A verbatim copy of every record is required, and no pictures should be included.

RECORDS TO USE START

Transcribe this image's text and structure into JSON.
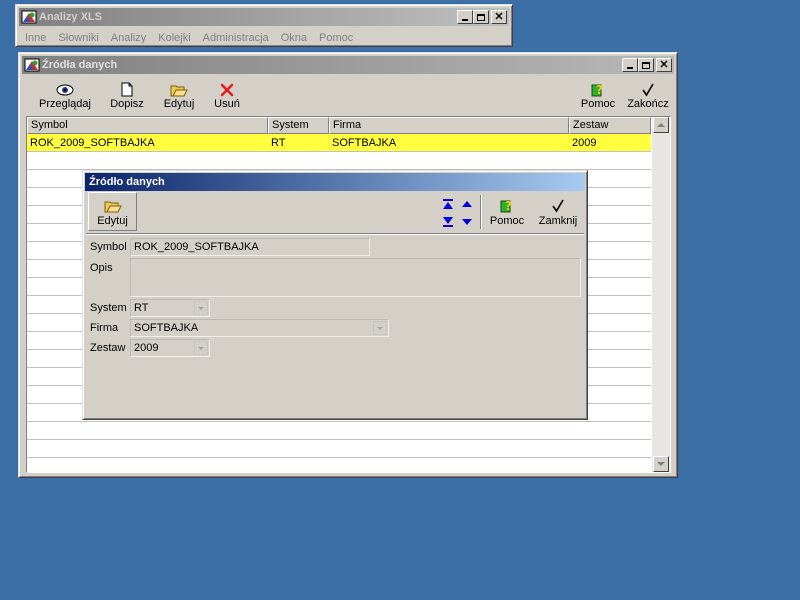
{
  "main_window": {
    "title": "Analizy XLS",
    "menu": [
      "Inne",
      "Słowniki",
      "Analizy",
      "Kolejki",
      "Administracja",
      "Okna",
      "Pomoc"
    ]
  },
  "sources_window": {
    "title": "Źródła danych",
    "toolbar": {
      "preview": "Przeglądaj",
      "add": "Dopisz",
      "edit": "Edytuj",
      "delete": "Usuń",
      "help": "Pomoc",
      "finish": "Zakończ"
    },
    "columns": [
      "Symbol",
      "System",
      "Firma",
      "Zestaw"
    ],
    "rows": [
      {
        "symbol": "ROK_2009_SOFTBAJKA",
        "system": "RT",
        "firma": "SOFTBAJKA",
        "zestaw": "2009"
      }
    ]
  },
  "source_dialog": {
    "title": "Źródło danych",
    "toolbar": {
      "edit": "Edytuj",
      "help": "Pomoc",
      "close": "Zamknij"
    },
    "labels": {
      "symbol": "Symbol",
      "description": "Opis",
      "system": "System",
      "company": "Firma",
      "set": "Zestaw"
    },
    "values": {
      "symbol": "ROK_2009_SOFTBAJKA",
      "description": "",
      "system": "RT",
      "company": "SOFTBAJKA",
      "set": "2009"
    }
  },
  "colors": {
    "desktop": "#3a6ea5",
    "selected_row": "#ffff3f",
    "active_title_start": "#0a246a",
    "active_title_end": "#a6caf0"
  }
}
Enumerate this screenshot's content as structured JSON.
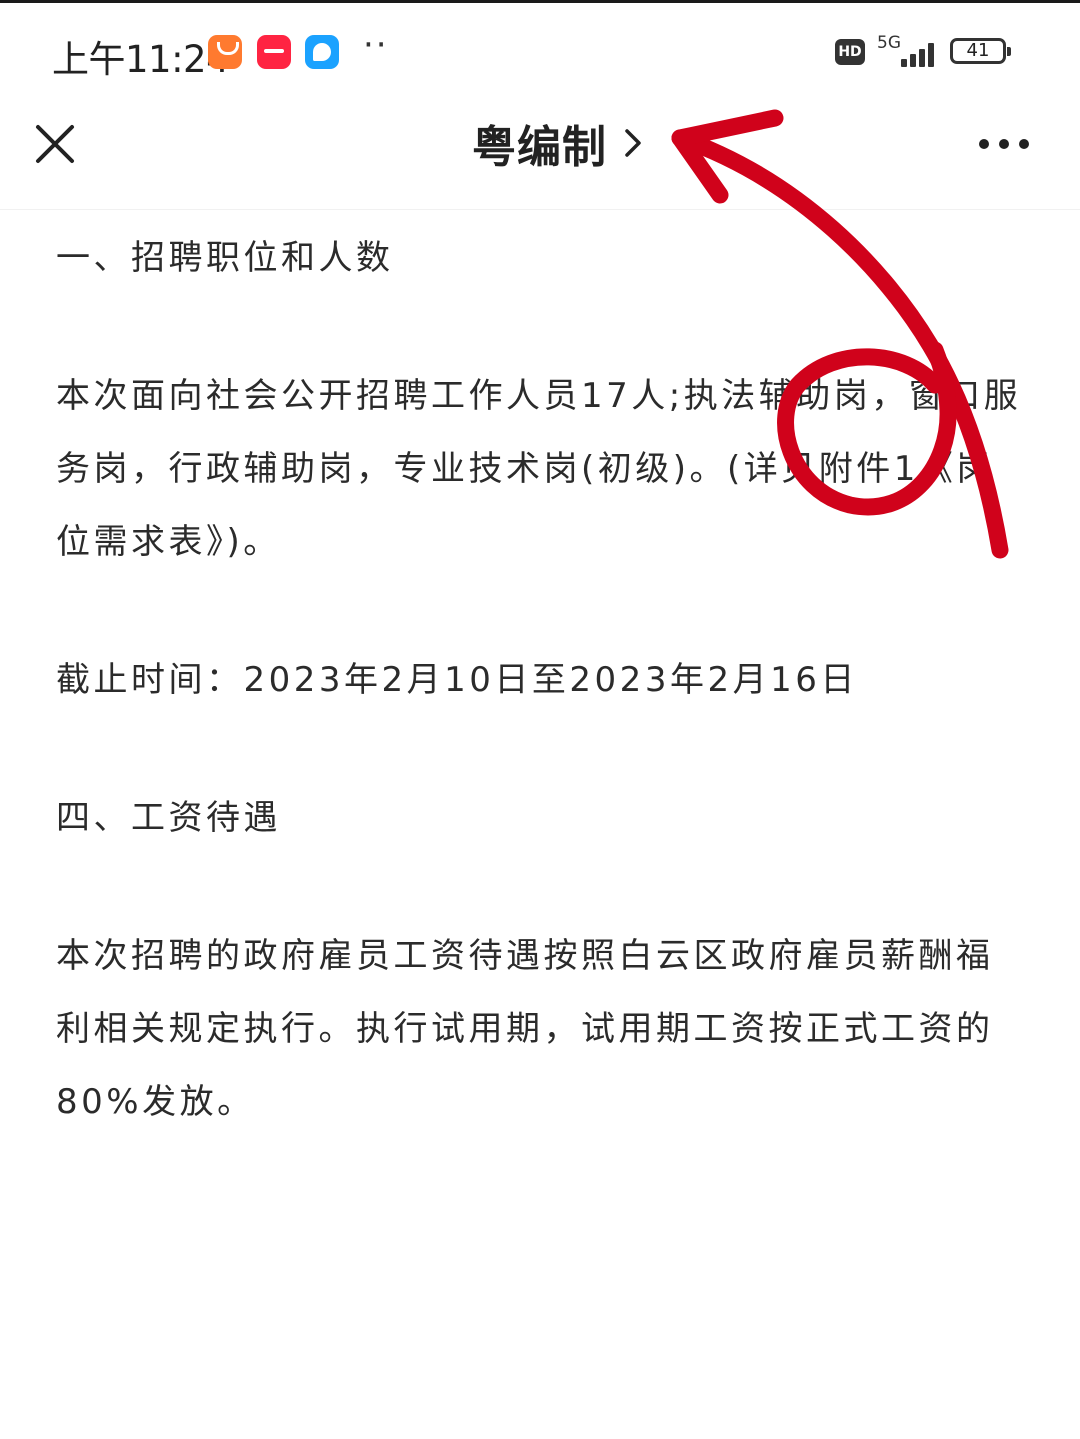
{
  "status_bar": {
    "time": "上午11:24",
    "network": "5G",
    "hd": "HD",
    "battery": "41",
    "apps": [
      "mi-shop-icon",
      "xiaohongshu-icon",
      "message-icon"
    ],
    "more": "··"
  },
  "nav": {
    "title": "粤编制"
  },
  "content": {
    "section1_heading": "一、招聘职位和人数",
    "section1_body": "本次面向社会公开招聘工作人员17人;执法辅助岗，窗口服务岗，行政辅助岗，专业技术岗(初级)。(详见附件1《岗位需求表》)。",
    "deadline": "截止时间：2023年2月10日至2023年2月16日",
    "section4_heading": "四、工资待遇",
    "section4_body": "本次招聘的政府雇员工资待遇按照白云区政府雇员薪酬福利相关规定执行。执行试用期，试用期工资按正式工资的80%发放。"
  },
  "colors": {
    "annotation": "#d0021b",
    "text": "#2b2b2b"
  }
}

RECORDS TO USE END

◆ FINISHED EXERCISE
Transcribe this image's text and structure into JSON.
{
  "main_window": {
    "title": "Analizy XLS",
    "menu": [
      "Inne",
      "Słowniki",
      "Analizy",
      "Kolejki",
      "Administracja",
      "Okna",
      "Pomoc"
    ]
  },
  "sources_window": {
    "title": "Źródła danych",
    "toolbar": {
      "preview": "Przeglądaj",
      "add": "Dopisz",
      "edit": "Edytuj",
      "delete": "Usuń",
      "help": "Pomoc",
      "finish": "Zakończ"
    },
    "columns": [
      "Symbol",
      "System",
      "Firma",
      "Zestaw"
    ],
    "rows": [
      {
        "symbol": "ROK_2009_SOFTBAJKA",
        "system": "RT",
        "firma": "SOFTBAJKA",
        "zestaw": "2009"
      }
    ]
  },
  "source_dialog": {
    "title": "Źródło danych",
    "toolbar": {
      "edit": "Edytuj",
      "help": "Pomoc",
      "close": "Zamknij"
    },
    "labels": {
      "symbol": "Symbol",
      "description": "Opis",
      "system": "System",
      "company": "Firma",
      "set": "Zestaw"
    },
    "values": {
      "symbol": "ROK_2009_SOFTBAJKA",
      "description": "",
      "system": "RT",
      "company": "SOFTBAJKA",
      "set": "2009"
    }
  },
  "colors": {
    "desktop": "#3a6ea5",
    "selected_row": "#ffff3f",
    "active_title_start": "#0a246a",
    "active_title_end": "#a6caf0"
  }
}
Enumerate this screenshot's content as structured JSON.
{
  "status_bar": {
    "time": "上午11:24",
    "network": "5G",
    "hd": "HD",
    "battery": "41",
    "apps": [
      "mi-shop-icon",
      "xiaohongshu-icon",
      "message-icon"
    ],
    "more": "··"
  },
  "nav": {
    "title": "粤编制"
  },
  "content": {
    "section1_heading": "一、招聘职位和人数",
    "section1_body": "本次面向社会公开招聘工作人员17人;执法辅助岗，窗口服务岗，行政辅助岗，专业技术岗(初级)。(详见附件1《岗位需求表》)。",
    "deadline": "截止时间：2023年2月10日至2023年2月16日",
    "section4_heading": "四、工资待遇",
    "section4_body": "本次招聘的政府雇员工资待遇按照白云区政府雇员薪酬福利相关规定执行。执行试用期，试用期工资按正式工资的80%发放。"
  },
  "colors": {
    "annotation": "#d0021b",
    "text": "#2b2b2b"
  }
}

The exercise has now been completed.